== Listed entries ==
------------

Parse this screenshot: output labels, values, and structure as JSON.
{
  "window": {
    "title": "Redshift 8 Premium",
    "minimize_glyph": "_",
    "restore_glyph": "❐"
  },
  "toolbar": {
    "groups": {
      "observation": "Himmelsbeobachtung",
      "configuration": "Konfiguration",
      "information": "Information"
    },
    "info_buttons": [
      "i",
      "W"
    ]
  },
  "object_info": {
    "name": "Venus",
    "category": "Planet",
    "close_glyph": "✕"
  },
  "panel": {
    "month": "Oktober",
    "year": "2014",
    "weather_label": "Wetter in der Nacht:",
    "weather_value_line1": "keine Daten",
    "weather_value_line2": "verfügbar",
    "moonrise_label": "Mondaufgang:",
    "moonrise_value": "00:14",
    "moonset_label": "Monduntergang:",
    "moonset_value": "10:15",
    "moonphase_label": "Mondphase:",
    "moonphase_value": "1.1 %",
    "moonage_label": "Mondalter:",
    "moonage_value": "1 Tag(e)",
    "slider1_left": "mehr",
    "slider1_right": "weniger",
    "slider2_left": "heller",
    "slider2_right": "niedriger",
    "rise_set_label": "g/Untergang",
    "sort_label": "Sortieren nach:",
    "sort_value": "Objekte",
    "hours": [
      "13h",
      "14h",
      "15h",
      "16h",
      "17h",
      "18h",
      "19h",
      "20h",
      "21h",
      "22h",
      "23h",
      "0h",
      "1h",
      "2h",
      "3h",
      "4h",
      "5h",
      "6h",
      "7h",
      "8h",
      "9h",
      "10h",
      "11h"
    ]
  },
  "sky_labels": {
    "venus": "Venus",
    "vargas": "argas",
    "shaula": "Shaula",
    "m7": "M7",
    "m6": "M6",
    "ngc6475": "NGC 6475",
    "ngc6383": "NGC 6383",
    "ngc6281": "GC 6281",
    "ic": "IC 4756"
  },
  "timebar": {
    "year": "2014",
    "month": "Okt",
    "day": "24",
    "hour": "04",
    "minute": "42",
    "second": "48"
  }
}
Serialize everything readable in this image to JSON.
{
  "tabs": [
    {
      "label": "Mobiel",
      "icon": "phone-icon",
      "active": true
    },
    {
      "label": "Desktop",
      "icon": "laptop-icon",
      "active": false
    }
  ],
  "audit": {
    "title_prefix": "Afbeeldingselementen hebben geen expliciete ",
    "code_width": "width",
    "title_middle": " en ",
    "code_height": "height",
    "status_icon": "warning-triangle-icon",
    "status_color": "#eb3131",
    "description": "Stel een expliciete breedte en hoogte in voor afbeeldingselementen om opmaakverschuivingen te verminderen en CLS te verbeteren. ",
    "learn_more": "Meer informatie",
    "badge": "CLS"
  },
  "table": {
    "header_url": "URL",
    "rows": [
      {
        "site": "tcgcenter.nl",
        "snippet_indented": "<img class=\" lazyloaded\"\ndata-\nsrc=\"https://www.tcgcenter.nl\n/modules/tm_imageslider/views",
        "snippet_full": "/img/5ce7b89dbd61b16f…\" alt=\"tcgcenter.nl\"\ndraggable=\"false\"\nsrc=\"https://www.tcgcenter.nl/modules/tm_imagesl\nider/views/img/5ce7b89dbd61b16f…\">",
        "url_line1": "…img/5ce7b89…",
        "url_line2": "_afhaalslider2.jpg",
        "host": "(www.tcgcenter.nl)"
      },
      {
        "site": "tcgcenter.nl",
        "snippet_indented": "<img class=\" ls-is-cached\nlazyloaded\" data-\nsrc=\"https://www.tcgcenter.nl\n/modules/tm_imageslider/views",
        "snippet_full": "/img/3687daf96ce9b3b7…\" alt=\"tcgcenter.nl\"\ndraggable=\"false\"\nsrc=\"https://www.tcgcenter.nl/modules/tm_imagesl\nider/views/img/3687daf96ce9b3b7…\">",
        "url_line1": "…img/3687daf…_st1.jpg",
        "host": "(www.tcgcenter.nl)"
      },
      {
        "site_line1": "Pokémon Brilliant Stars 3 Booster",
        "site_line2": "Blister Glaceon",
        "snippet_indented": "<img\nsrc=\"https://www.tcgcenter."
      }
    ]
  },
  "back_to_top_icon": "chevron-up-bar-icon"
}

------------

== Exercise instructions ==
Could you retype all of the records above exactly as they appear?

== Task solution ==
Parse this screenshot: output labels, values, and structure as JSON.
{
  "window": {
    "title": "Redshift 8 Premium",
    "minimize_glyph": "_",
    "restore_glyph": "❐"
  },
  "toolbar": {
    "groups": {
      "observation": "Himmelsbeobachtung",
      "configuration": "Konfiguration",
      "information": "Information"
    },
    "info_buttons": [
      "i",
      "W"
    ]
  },
  "object_info": {
    "name": "Venus",
    "category": "Planet",
    "close_glyph": "✕"
  },
  "panel": {
    "month": "Oktober",
    "year": "2014",
    "weather_label": "Wetter in der Nacht:",
    "weather_value_line1": "keine Daten",
    "weather_value_line2": "verfügbar",
    "moonrise_label": "Mondaufgang:",
    "moonrise_value": "00:14",
    "moonset_label": "Monduntergang:",
    "moonset_value": "10:15",
    "moonphase_label": "Mondphase:",
    "moonphase_value": "1.1 %",
    "moonage_label": "Mondalter:",
    "moonage_value": "1 Tag(e)",
    "slider1_left": "mehr",
    "slider1_right": "weniger",
    "slider2_left": "heller",
    "slider2_right": "niedriger",
    "rise_set_label": "g/Untergang",
    "sort_label": "Sortieren nach:",
    "sort_value": "Objekte",
    "hours": [
      "13h",
      "14h",
      "15h",
      "16h",
      "17h",
      "18h",
      "19h",
      "20h",
      "21h",
      "22h",
      "23h",
      "0h",
      "1h",
      "2h",
      "3h",
      "4h",
      "5h",
      "6h",
      "7h",
      "8h",
      "9h",
      "10h",
      "11h"
    ]
  },
  "sky_labels": {
    "venus": "Venus",
    "vargas": "argas",
    "shaula": "Shaula",
    "m7": "M7",
    "m6": "M6",
    "ngc6475": "NGC 6475",
    "ngc6383": "NGC 6383",
    "ngc6281": "GC 6281",
    "ic": "IC 4756"
  },
  "timebar": {
    "year": "2014",
    "month": "Okt",
    "day": "24",
    "hour": "04",
    "minute": "42",
    "second": "48"
  }
}
Serialize everything readable in this image to JSON.
{
  "tabs": [
    {
      "label": "Mobiel",
      "icon": "phone-icon",
      "active": true
    },
    {
      "label": "Desktop",
      "icon": "laptop-icon",
      "active": false
    }
  ],
  "audit": {
    "title_prefix": "Afbeeldingselementen hebben geen expliciete ",
    "code_width": "width",
    "title_middle": " en ",
    "code_height": "height",
    "status_icon": "warning-triangle-icon",
    "status_color": "#eb3131",
    "description": "Stel een expliciete breedte en hoogte in voor afbeeldingselementen om opmaakverschuivingen te verminderen en CLS te verbeteren. ",
    "learn_more": "Meer informatie",
    "badge": "CLS"
  },
  "table": {
    "header_url": "URL",
    "rows": [
      {
        "site": "tcgcenter.nl",
        "snippet_indented": "<img class=\" lazyloaded\"\ndata-\nsrc=\"https://www.tcgcenter.nl\n/modules/tm_imageslider/views",
        "snippet_full": "/img/5ce7b89dbd61b16f…\" alt=\"tcgcenter.nl\"\ndraggable=\"false\"\nsrc=\"https://www.tcgcenter.nl/modules/tm_imagesl\nider/views/img/5ce7b89dbd61b16f…\">",
        "url_line1": "…img/5ce7b89…",
        "url_line2": "_afhaalslider2.jpg",
        "host": "(www.tcgcenter.nl)"
      },
      {
        "site": "tcgcenter.nl",
        "snippet_indented": "<img class=\" ls-is-cached\nlazyloaded\" data-\nsrc=\"https://www.tcgcenter.nl\n/modules/tm_imageslider/views",
        "snippet_full": "/img/3687daf96ce9b3b7…\" alt=\"tcgcenter.nl\"\ndraggable=\"false\"\nsrc=\"https://www.tcgcenter.nl/modules/tm_imagesl\nider/views/img/3687daf96ce9b3b7…\">",
        "url_line1": "…img/3687daf…_st1.jpg",
        "host": "(www.tcgcenter.nl)"
      },
      {
        "site_line1": "Pokémon Brilliant Stars 3 Booster",
        "site_line2": "Blister Glaceon",
        "snippet_indented": "<img\nsrc=\"https://www.tcgcenter."
      }
    ]
  },
  "back_to_top_icon": "chevron-up-bar-icon"
}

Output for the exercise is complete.